AIM OF THE TASK: Which lines of the data hold the word "name"? Copy all of them.

Collected data

%%

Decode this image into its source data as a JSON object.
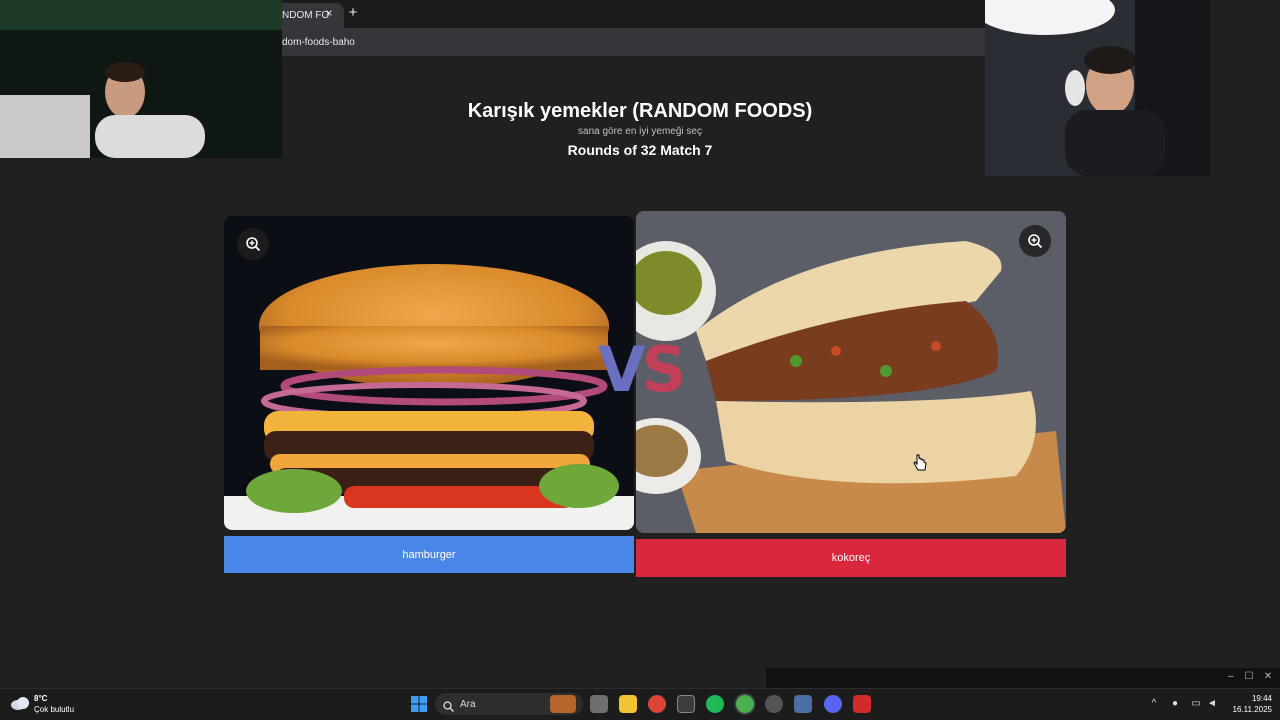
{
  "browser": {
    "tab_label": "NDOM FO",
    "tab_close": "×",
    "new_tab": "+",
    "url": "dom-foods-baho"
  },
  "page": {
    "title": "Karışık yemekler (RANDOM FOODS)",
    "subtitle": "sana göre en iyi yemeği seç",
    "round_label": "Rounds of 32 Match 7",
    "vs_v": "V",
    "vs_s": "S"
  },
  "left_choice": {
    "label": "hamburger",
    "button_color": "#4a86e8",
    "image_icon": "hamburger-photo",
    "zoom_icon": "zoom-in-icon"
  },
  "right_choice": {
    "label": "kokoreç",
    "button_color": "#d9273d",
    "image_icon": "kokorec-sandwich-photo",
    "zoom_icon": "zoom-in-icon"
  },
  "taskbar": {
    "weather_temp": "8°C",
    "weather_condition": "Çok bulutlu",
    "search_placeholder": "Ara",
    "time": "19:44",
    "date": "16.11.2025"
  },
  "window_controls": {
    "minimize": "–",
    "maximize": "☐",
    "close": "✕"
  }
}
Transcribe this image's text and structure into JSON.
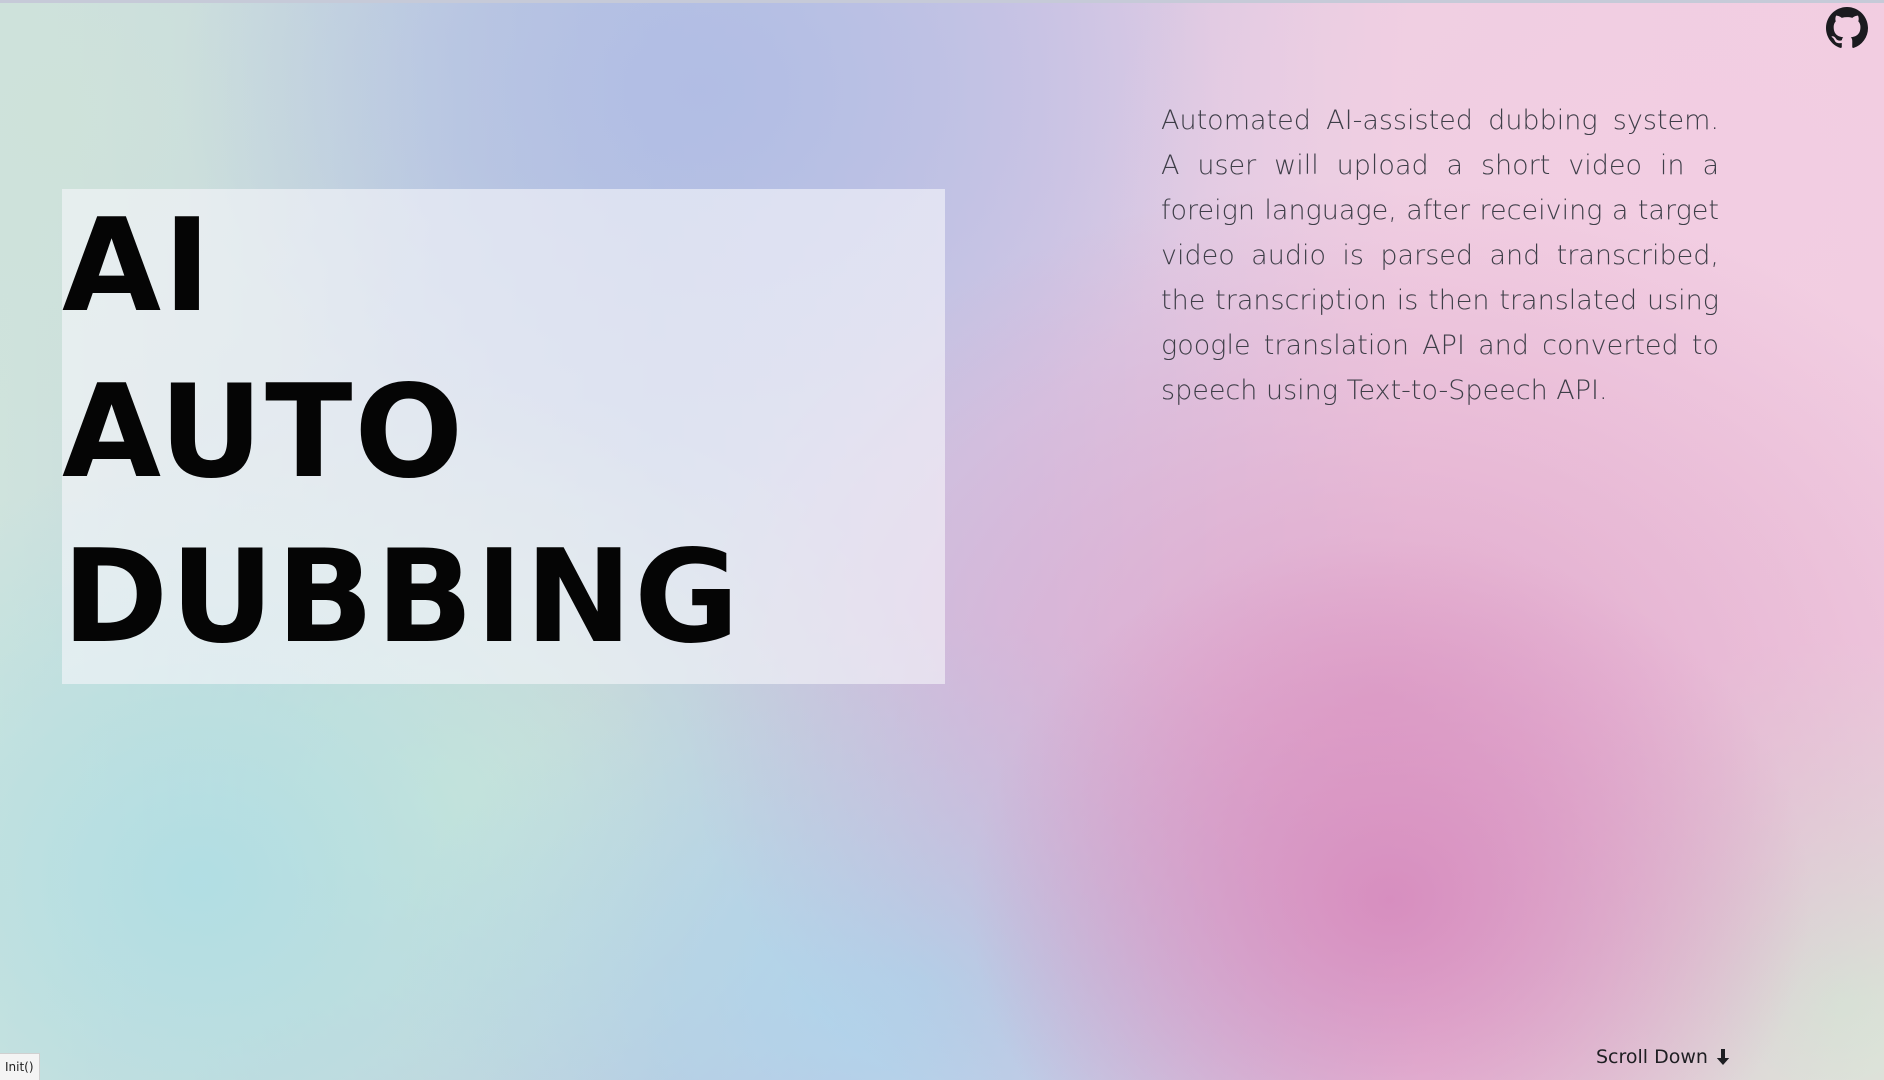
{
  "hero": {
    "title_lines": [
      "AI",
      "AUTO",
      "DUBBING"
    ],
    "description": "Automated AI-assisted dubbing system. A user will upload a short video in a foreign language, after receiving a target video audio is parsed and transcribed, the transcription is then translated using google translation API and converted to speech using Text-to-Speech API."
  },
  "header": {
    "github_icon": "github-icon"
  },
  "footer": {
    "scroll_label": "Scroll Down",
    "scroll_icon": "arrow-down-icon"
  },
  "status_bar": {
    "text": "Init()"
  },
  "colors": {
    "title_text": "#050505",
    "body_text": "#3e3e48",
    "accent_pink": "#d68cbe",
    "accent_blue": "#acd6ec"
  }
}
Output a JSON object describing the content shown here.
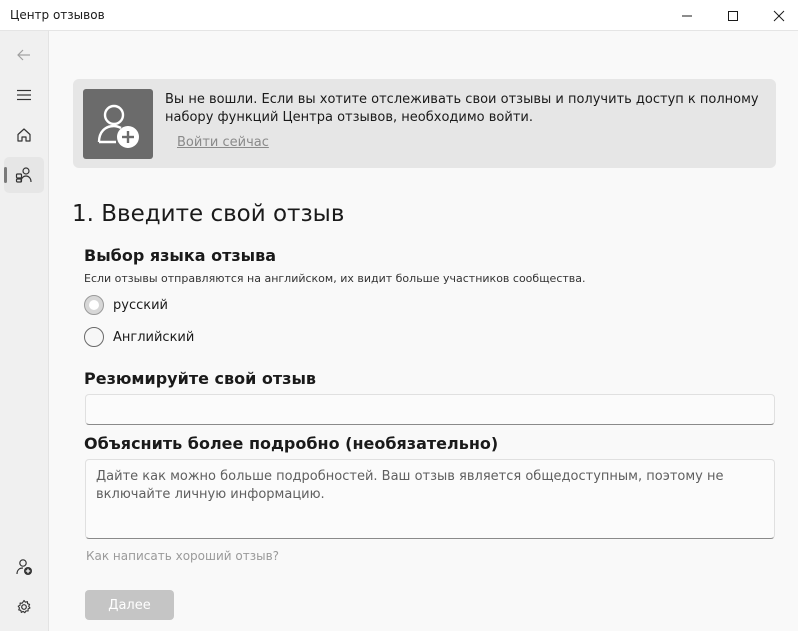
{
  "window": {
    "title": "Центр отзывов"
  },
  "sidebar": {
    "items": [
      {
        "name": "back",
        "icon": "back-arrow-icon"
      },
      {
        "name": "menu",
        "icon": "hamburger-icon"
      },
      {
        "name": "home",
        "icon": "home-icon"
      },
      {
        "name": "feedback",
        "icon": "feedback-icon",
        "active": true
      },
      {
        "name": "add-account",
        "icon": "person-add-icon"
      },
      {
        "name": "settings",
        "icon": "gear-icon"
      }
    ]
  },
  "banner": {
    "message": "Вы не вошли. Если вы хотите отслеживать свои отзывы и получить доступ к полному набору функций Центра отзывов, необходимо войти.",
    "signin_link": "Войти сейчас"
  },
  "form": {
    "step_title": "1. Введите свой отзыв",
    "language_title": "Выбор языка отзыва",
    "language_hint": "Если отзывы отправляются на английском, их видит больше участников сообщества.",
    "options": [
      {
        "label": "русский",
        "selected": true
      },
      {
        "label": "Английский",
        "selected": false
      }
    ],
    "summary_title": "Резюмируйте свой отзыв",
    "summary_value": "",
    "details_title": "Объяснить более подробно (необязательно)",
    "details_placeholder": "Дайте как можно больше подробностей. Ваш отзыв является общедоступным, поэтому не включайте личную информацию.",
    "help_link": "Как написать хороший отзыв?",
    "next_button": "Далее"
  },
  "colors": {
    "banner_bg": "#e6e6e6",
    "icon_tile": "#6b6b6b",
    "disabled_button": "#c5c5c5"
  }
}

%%

ANSWER TO THE EXERCISE:
        "name": "back",
        "name": "menu",
        "name": "home",
        "name": "feedback",
        "name": "add-account",
        "name": "settings",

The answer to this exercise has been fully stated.